Sir, I refer to Shahien Nasiripour and Tom Braithwaite’s report “Credit Suisse faces NY lawsuit” November 20, in order to comment on the temptations that existed (and still exist) for someone doing wrong, when awarding and packaging mortgages to the subprime sector. 

The natural incentive: If you convinced risky Joe to take a $300.000 mortgage at 11 percent for 30 years and then, with more than a little help from the credit rating agencies, you could convince risk-adverse Hans that this mortgage, repackaged in a securitized version, and rated AAA, was so safe that a six percent return was quite adequate, then you could sell the mortgage for $510.000 and pocket immediately a tidy profit of $210.000. 

The regulatory incentive: If banks invested in such AAA rated securities, or lent against it as collateral, then according to Basel II, they needed to hold only 1.6 percent of a very loosely defined capital, which amounted to allowing banks a mind-blowing 62.5 to 1 leverage of its very loosely defined capital. 

And the combination of these two incentives to create “The Infallible” proved too irresistible for many, like for Credit Suisse. Only Europe, over just a couple of years, invested over a trillion dollars in these securities. I am not clearing mortgage originators, mortgage packagers, security credit raters and investment banks of any of their responsibility, but are not those regulators who provided the irresistible temptations also at fault? 

The sad part of the story is that the possible cost of this sort of lawsuits will now have to be paid including by those who bear no blame for the disaster, like “The Risky”, like the small business and entrepreneurs, those with interest earning bank deposits, and taxpayers. 
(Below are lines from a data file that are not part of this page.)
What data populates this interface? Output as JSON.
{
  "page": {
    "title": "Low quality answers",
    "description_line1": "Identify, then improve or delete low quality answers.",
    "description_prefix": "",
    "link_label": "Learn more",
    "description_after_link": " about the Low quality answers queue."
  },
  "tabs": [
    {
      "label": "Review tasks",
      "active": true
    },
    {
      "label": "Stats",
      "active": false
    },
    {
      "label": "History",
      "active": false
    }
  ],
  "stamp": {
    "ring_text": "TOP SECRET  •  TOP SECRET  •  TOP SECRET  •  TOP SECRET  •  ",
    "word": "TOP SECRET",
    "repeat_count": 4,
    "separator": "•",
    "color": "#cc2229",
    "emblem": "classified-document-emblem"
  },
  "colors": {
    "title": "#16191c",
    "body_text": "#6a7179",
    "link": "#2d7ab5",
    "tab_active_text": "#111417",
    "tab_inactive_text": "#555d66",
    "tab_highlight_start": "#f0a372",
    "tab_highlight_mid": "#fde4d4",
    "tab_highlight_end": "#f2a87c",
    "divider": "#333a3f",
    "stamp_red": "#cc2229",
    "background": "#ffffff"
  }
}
From now on, besides notices on the door indicating a bank to be insured, we might also need to put up a sign stating “Caveat emptor, regulators regulating!”